I wrote an essay about my first real high school girlfriend that appeared in a Harlequin anthology called Crush last Spring. The essay was called What Good Is Sitting Alone In Your Room? and it was about a very wonderful and troubled girl, haunted by abuse and drug addiction and probably other things I wasn’t even aware of. After we broke up, she would occasionally reappear unexpectedly in my life for short periods, still wonderful, still deeply troubled. I always welcomed her, but she never stayed for long. She was a free spirit, wild and reckless, and I respected that. Eventually, I lost touch with her completely.
At the end of the essay, I wrote:
“I don’t want to give you the idea that I’m sad for Sally, or that I pity her in some way. That would demean her and what she stands for. You see, I was wrong about her not having inner strength. She chose her path and never wavered from it. And she has paid a hard price for that. The truth is, she is the type of person who brings forth so much of this world’s fierce, flawed beauty. I know my life would have been much more drab without her. And for that, she doesn’t deserve pity. She deserves gratitude.”
Her real name wasn’t Sally. I changed it because I felt that when you talk about someone who becomes a stripper and drug addict, you should ask them if it’s okay before you use their real name in public. And since I didn’t know how to contact her, I couldn’t ask her.
Now it doesn’t matter. Her real name was Meghan Smith and I recently found out that she died of a drug overdose eight years ago, at the age of 27.
I’m not sure now if I agree with the ending I wrote in that essay. I don’t know if I can still find any gratitude knowing that her choices cost her life. The truth is, now I am sad. I’m sad for her. I’m sad for her family. I’m sad for those of us who loved her and tried to help her and failed for whatever reason.
I believe that those we are privileged to love, we never stop loving, no matter what. Every person I have loved fully, deeply, still occupies a small part of my heart and always will. Sometimes it feels more like a burden than a blessing. But here is my hope:

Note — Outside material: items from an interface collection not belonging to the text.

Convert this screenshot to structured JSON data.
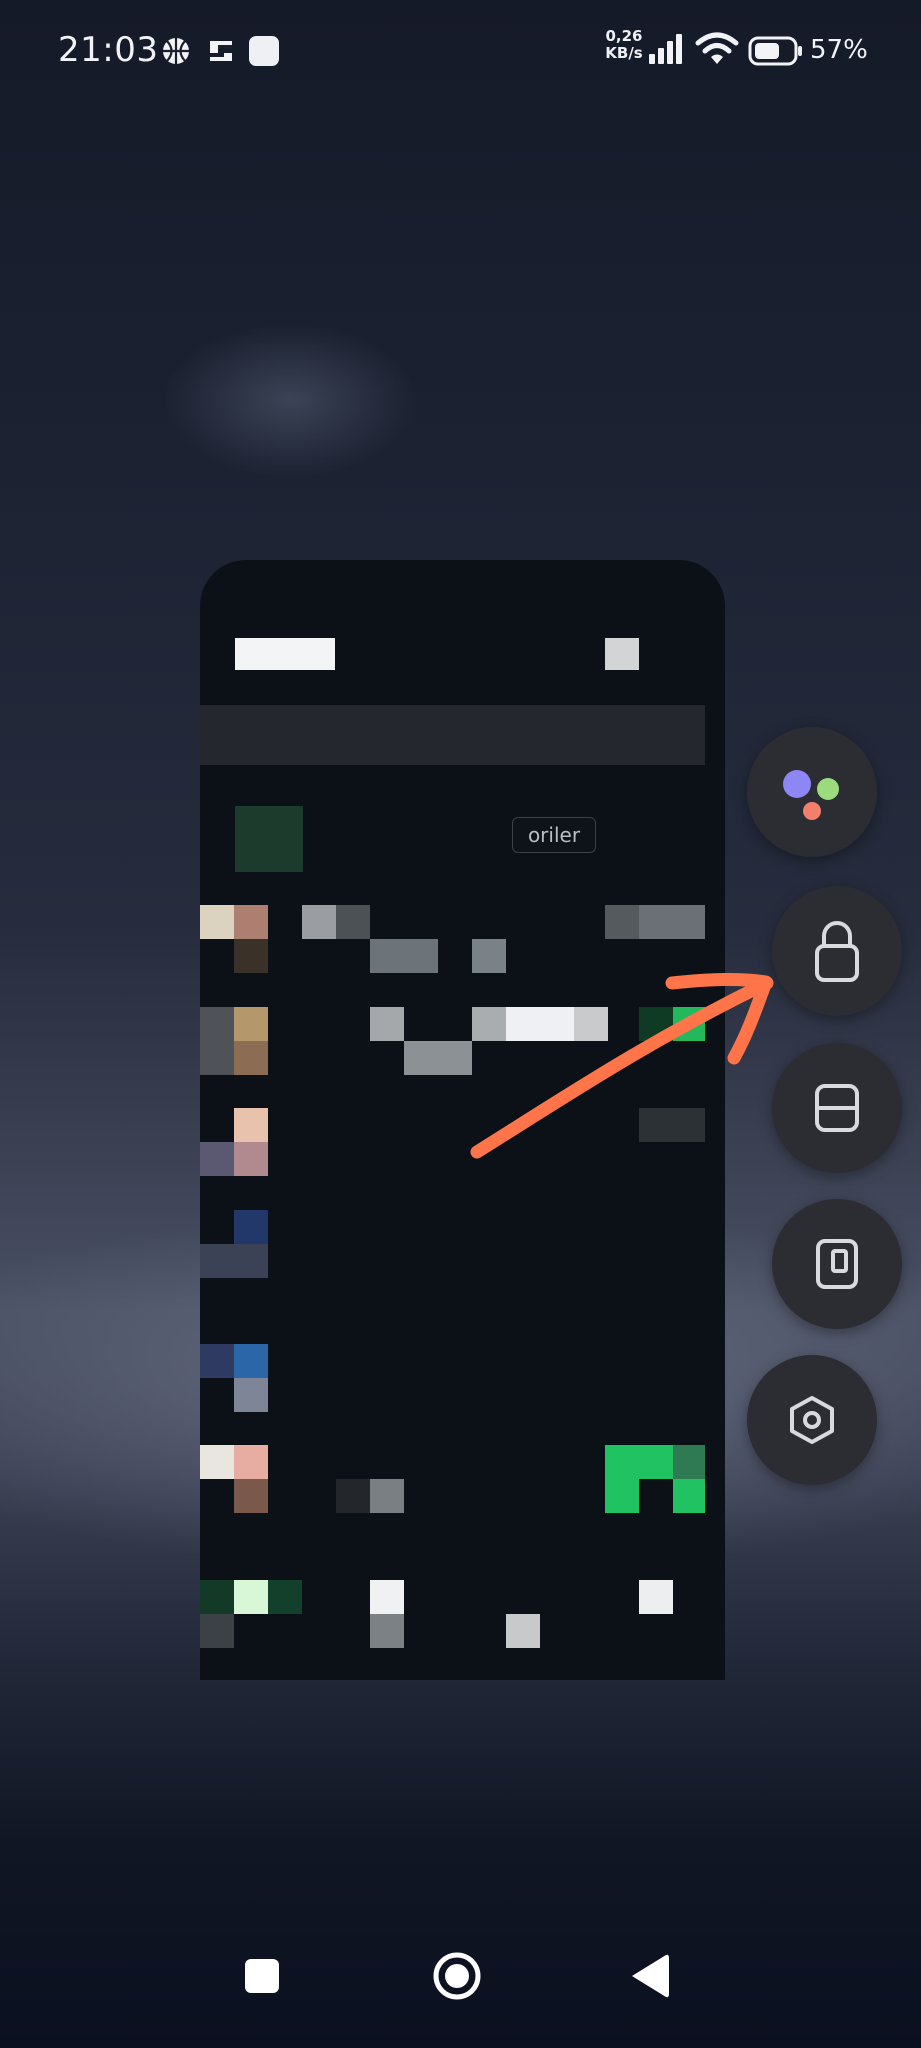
{
  "status_bar": {
    "time": "21:03",
    "notification_icons": [
      "basketball-icon",
      "app-notification-icon",
      "app-square-icon"
    ],
    "network_speed_value": "0,26",
    "network_speed_unit": "KB/s",
    "signal_icon": "cellular-signal-icon",
    "wifi_icon": "wifi-icon",
    "battery_icon": "battery-icon",
    "battery_percent": "57%"
  },
  "recent_app_card": {
    "visible_text": "oriler",
    "content_state": "pixelated"
  },
  "side_actions": [
    {
      "name": "assistant-button",
      "icon": "assistant-dots-icon"
    },
    {
      "name": "lock-app-button",
      "icon": "lock-icon"
    },
    {
      "name": "split-screen-button",
      "icon": "split-screen-icon"
    },
    {
      "name": "floating-window-button",
      "icon": "floating-window-icon"
    },
    {
      "name": "app-settings-button",
      "icon": "hexagon-settings-icon"
    }
  ],
  "annotation": {
    "type": "hand-drawn-arrow",
    "color": "#ff7448",
    "points_to": "lock-app-button"
  },
  "nav_bar": {
    "buttons": [
      "recents-button",
      "home-button",
      "back-button"
    ]
  },
  "colors": {
    "accent_arrow": "#ff7448",
    "side_button_bg": "#2b2d33",
    "status_text": "#f2f3f6"
  }
}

When your heart breaks, it heals. And when it heals, it scars. That scar tissue is perhaps not the most attractive thing. But it makes your heart a little bigger each time. And some day, my friends, some day our hearts will be gigantic.